(App and web page records)
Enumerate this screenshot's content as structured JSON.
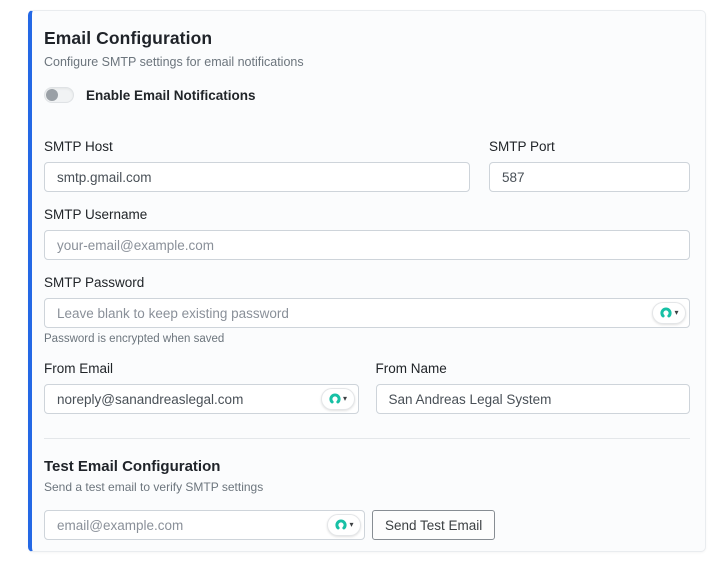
{
  "colors": {
    "accent_blue": "#2468e5",
    "teal_logo": "#17c0a5"
  },
  "card": {
    "header": {
      "title": "Email Configuration",
      "subtitle": "Configure SMTP settings for email notifications"
    },
    "toggle": {
      "label": "Enable Email Notifications",
      "enabled": false
    },
    "fields": {
      "smtp_host": {
        "label": "SMTP Host",
        "value": "smtp.gmail.com"
      },
      "smtp_port": {
        "label": "SMTP Port",
        "value": "587"
      },
      "smtp_username": {
        "label": "SMTP Username",
        "placeholder": "your-email@example.com"
      },
      "smtp_password": {
        "label": "SMTP Password",
        "placeholder": "Leave blank to keep existing password",
        "helper": "Password is encrypted when saved"
      },
      "from_email": {
        "label": "From Email",
        "value": "noreply@sanandreaslegal.com"
      },
      "from_name": {
        "label": "From Name",
        "value": "San Andreas Legal System"
      }
    },
    "test_section": {
      "title": "Test Email Configuration",
      "subtitle": "Send a test email to verify SMTP settings",
      "email_placeholder": "email@example.com",
      "button_label": "Send Test Email"
    }
  },
  "icons": {
    "password_manager": "nordpass-autofill-icon",
    "chevron_glyph": "▾"
  }
}
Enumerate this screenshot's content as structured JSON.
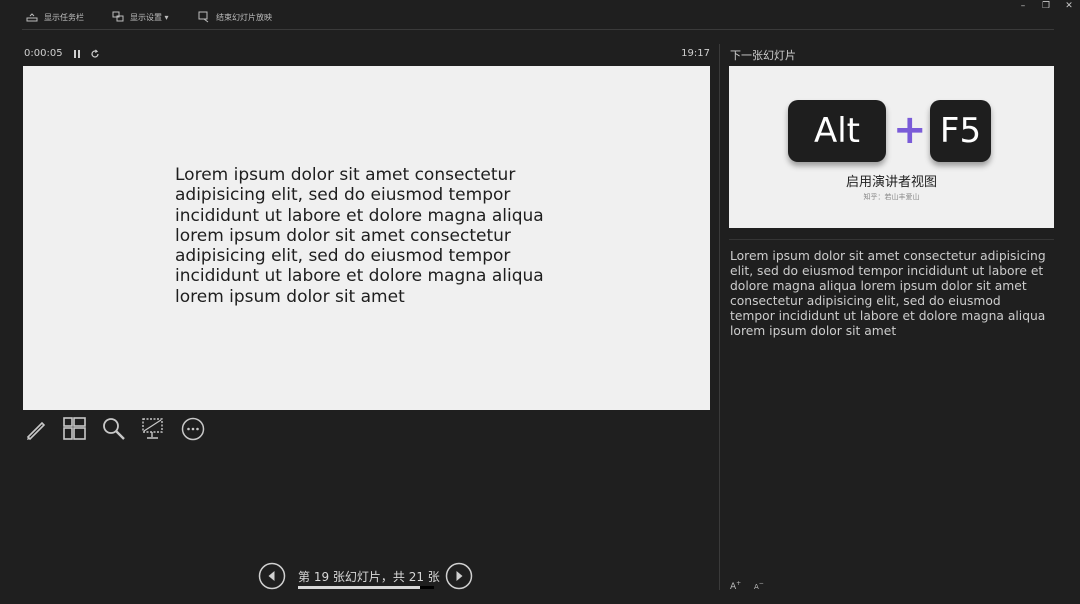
{
  "toolbar": {
    "taskbar_label": "显示任务栏",
    "settings_label": "显示设置 ▾",
    "end_label": "结束幻灯片放映"
  },
  "window": {
    "minimize": "–",
    "restore": "❐",
    "close": "✕"
  },
  "presenter": {
    "elapsed_time": "0:00:05",
    "clock": "19:17"
  },
  "current_slide": {
    "lines": [
      "Lorem ipsum dolor sit amet consectetur",
      "adipisicing elit, sed do eiusmod tempor",
      "incididunt ut labore et dolore magna aliqua",
      "lorem ipsum dolor sit amet consectetur",
      "adipisicing elit, sed do eiusmod tempor",
      "incididunt ut labore et dolore magna aliqua",
      "lorem ipsum dolor sit amet"
    ]
  },
  "next_slide": {
    "label": "下一张幻灯片",
    "key_alt": "Alt",
    "plus": "+",
    "key_f5": "F5",
    "title": "启用演讲者视图",
    "credit": "知乎：若山丰爱山",
    "accent_color": "#7a5bd8"
  },
  "notes": {
    "text": "Lorem ipsum dolor sit amet consectetur adipisicing elit, sed do eiusmod tempor incididunt ut labore et dolore magna aliqua lorem ipsum dolor sit amet consectetur adipisicing elit, sed do eiusmod tempor incididunt ut labore et dolore magna aliqua lorem ipsum dolor sit amet",
    "font_up": "A",
    "font_down": "A"
  },
  "navigation": {
    "counter": "第 19 张幻灯片，共 21 张",
    "current": 19,
    "total": 21,
    "progress": 0.9
  },
  "tools": [
    "pen-icon",
    "slides-grid-icon",
    "zoom-icon",
    "screen-icon",
    "more-icon"
  ]
}
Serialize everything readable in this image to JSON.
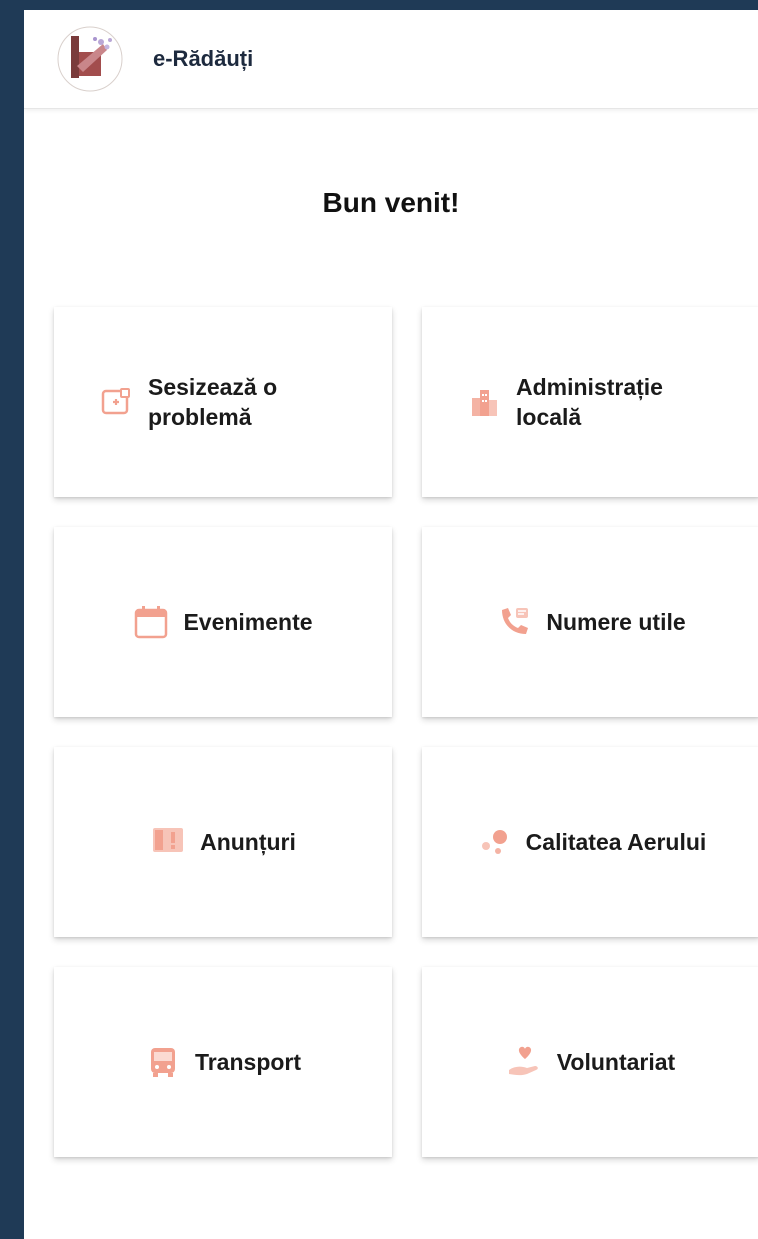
{
  "app": {
    "title": "e-Rădăuți"
  },
  "main": {
    "welcome": "Bun venit!"
  },
  "tiles": [
    {
      "label": "Sesizează o problemă",
      "icon": "report-problem-icon"
    },
    {
      "label": "Administrație locală",
      "icon": "city-buildings-icon"
    },
    {
      "label": "Evenimente",
      "icon": "calendar-icon"
    },
    {
      "label": "Numere utile",
      "icon": "phone-call-icon"
    },
    {
      "label": "Anunțuri",
      "icon": "announcement-icon"
    },
    {
      "label": "Calitatea Aerului",
      "icon": "air-quality-icon"
    },
    {
      "label": "Transport",
      "icon": "bus-icon"
    },
    {
      "label": "Voluntariat",
      "icon": "heart-hand-icon"
    }
  ],
  "colors": {
    "accent": "#f2a18f",
    "frame": "#1f3a56",
    "title": "#1d2a3e"
  }
}
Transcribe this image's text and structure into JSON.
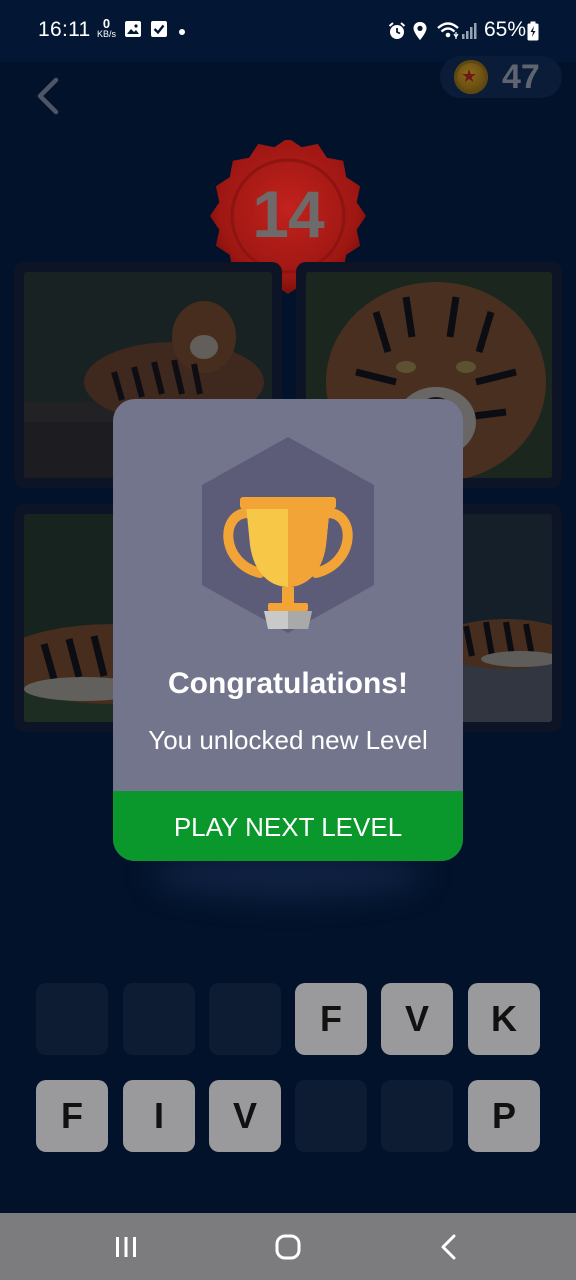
{
  "status_bar": {
    "time": "16:11",
    "net_speed_value": "0",
    "net_speed_unit": "KB/s",
    "battery": "65%"
  },
  "header": {
    "coins": "47",
    "level": "14"
  },
  "dialog": {
    "title": "Congratulations!",
    "message": "You unlocked new Level",
    "button_label": "PLAY NEXT LEVEL"
  },
  "letter_slots": {
    "row1": [
      "",
      "",
      "",
      "F",
      "V",
      "K"
    ],
    "row2": [
      "F",
      "I",
      "V",
      "",
      "",
      "P"
    ]
  },
  "colors": {
    "background": "#02122a",
    "badge_red": "#c0201d",
    "dialog_bg": "#73758d",
    "button_green": "#0a972b",
    "trophy_gold": "#f7c748"
  },
  "icons": {
    "back": "chevron-left-icon",
    "coin": "coin-star-icon",
    "trophy": "trophy-icon"
  }
}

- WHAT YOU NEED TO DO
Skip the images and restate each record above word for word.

- PROBLEM SOLUTION
Enumerate this screenshot's content as structured JSON.
{
  "colors": {
    "accent_blue": "#2468e5",
    "teal_logo": "#17c0a5"
  },
  "card": {
    "header": {
      "title": "Email Configuration",
      "subtitle": "Configure SMTP settings for email notifications"
    },
    "toggle": {
      "label": "Enable Email Notifications",
      "enabled": false
    },
    "fields": {
      "smtp_host": {
        "label": "SMTP Host",
        "value": "smtp.gmail.com"
      },
      "smtp_port": {
        "label": "SMTP Port",
        "value": "587"
      },
      "smtp_username": {
        "label": "SMTP Username",
        "placeholder": "your-email@example.com"
      },
      "smtp_password": {
        "label": "SMTP Password",
        "placeholder": "Leave blank to keep existing password",
        "helper": "Password is encrypted when saved"
      },
      "from_email": {
        "label": "From Email",
        "value": "noreply@sanandreaslegal.com"
      },
      "from_name": {
        "label": "From Name",
        "value": "San Andreas Legal System"
      }
    },
    "test_section": {
      "title": "Test Email Configuration",
      "subtitle": "Send a test email to verify SMTP settings",
      "email_placeholder": "email@example.com",
      "button_label": "Send Test Email"
    }
  },
  "icons": {
    "password_manager": "nordpass-autofill-icon",
    "chevron_glyph": "▾"
  }
}
Enumerate this screenshot's content as structured JSON.
{
  "toolbar": {
    "taskbar_label": "显示任务栏",
    "settings_label": "显示设置 ▾",
    "end_label": "结束幻灯片放映"
  },
  "window": {
    "minimize": "–",
    "restore": "❐",
    "close": "✕"
  },
  "presenter": {
    "elapsed_time": "0:00:05",
    "clock": "19:17"
  },
  "current_slide": {
    "lines": [
      "Lorem ipsum dolor sit amet consectetur",
      "adipisicing elit, sed do eiusmod tempor",
      "incididunt ut labore et dolore magna aliqua",
      "lorem ipsum dolor sit amet consectetur",
      "adipisicing elit, sed do eiusmod tempor",
      "incididunt ut labore et dolore magna aliqua",
      "lorem ipsum dolor sit amet"
    ]
  },
  "next_slide": {
    "label": "下一张幻灯片",
    "key_alt": "Alt",
    "plus": "+",
    "key_f5": "F5",
    "title": "启用演讲者视图",
    "credit": "知乎：若山丰爱山",
    "accent_color": "#7a5bd8"
  },
  "notes": {
    "text": "Lorem ipsum dolor sit amet consectetur adipisicing elit, sed do eiusmod tempor incididunt ut labore et dolore magna aliqua lorem ipsum dolor sit amet consectetur adipisicing elit, sed do eiusmod tempor incididunt ut labore et dolore magna aliqua lorem ipsum dolor sit amet",
    "font_up": "A",
    "font_down": "A"
  },
  "navigation": {
    "counter": "第 19 张幻灯片，共 21 张",
    "current": 19,
    "total": 21,
    "progress": 0.9
  },
  "tools": [
    "pen-icon",
    "slides-grid-icon",
    "zoom-icon",
    "screen-icon",
    "more-icon"
  ]
}
Serialize everything readable in this image to JSON.
{
  "app": {
    "title": "e-Rădăuți"
  },
  "main": {
    "welcome": "Bun venit!"
  },
  "tiles": [
    {
      "label": "Sesizează o problemă",
      "icon": "report-problem-icon"
    },
    {
      "label": "Administrație locală",
      "icon": "city-buildings-icon"
    },
    {
      "label": "Evenimente",
      "icon": "calendar-icon"
    },
    {
      "label": "Numere utile",
      "icon": "phone-call-icon"
    },
    {
      "label": "Anunțuri",
      "icon": "announcement-icon"
    },
    {
      "label": "Calitatea Aerului",
      "icon": "air-quality-icon"
    },
    {
      "label": "Transport",
      "icon": "bus-icon"
    },
    {
      "label": "Voluntariat",
      "icon": "heart-hand-icon"
    }
  ],
  "colors": {
    "accent": "#f2a18f",
    "frame": "#1f3a56",
    "title": "#1d2a3e"
  }
}
Transcribe this image's text and structure into JSON.
{
  "status_bar": {
    "time": "16:11",
    "net_speed_value": "0",
    "net_speed_unit": "KB/s",
    "battery": "65%"
  },
  "header": {
    "coins": "47",
    "level": "14"
  },
  "dialog": {
    "title": "Congratulations!",
    "message": "You unlocked new Level",
    "button_label": "PLAY NEXT LEVEL"
  },
  "letter_slots": {
    "row1": [
      "",
      "",
      "",
      "F",
      "V",
      "K"
    ],
    "row2": [
      "F",
      "I",
      "V",
      "",
      "",
      "P"
    ]
  },
  "colors": {
    "background": "#02122a",
    "badge_red": "#c0201d",
    "dialog_bg": "#73758d",
    "button_green": "#0a972b",
    "trophy_gold": "#f7c748"
  },
  "icons": {
    "back": "chevron-left-icon",
    "coin": "coin-star-icon",
    "trophy": "trophy-icon"
  }
}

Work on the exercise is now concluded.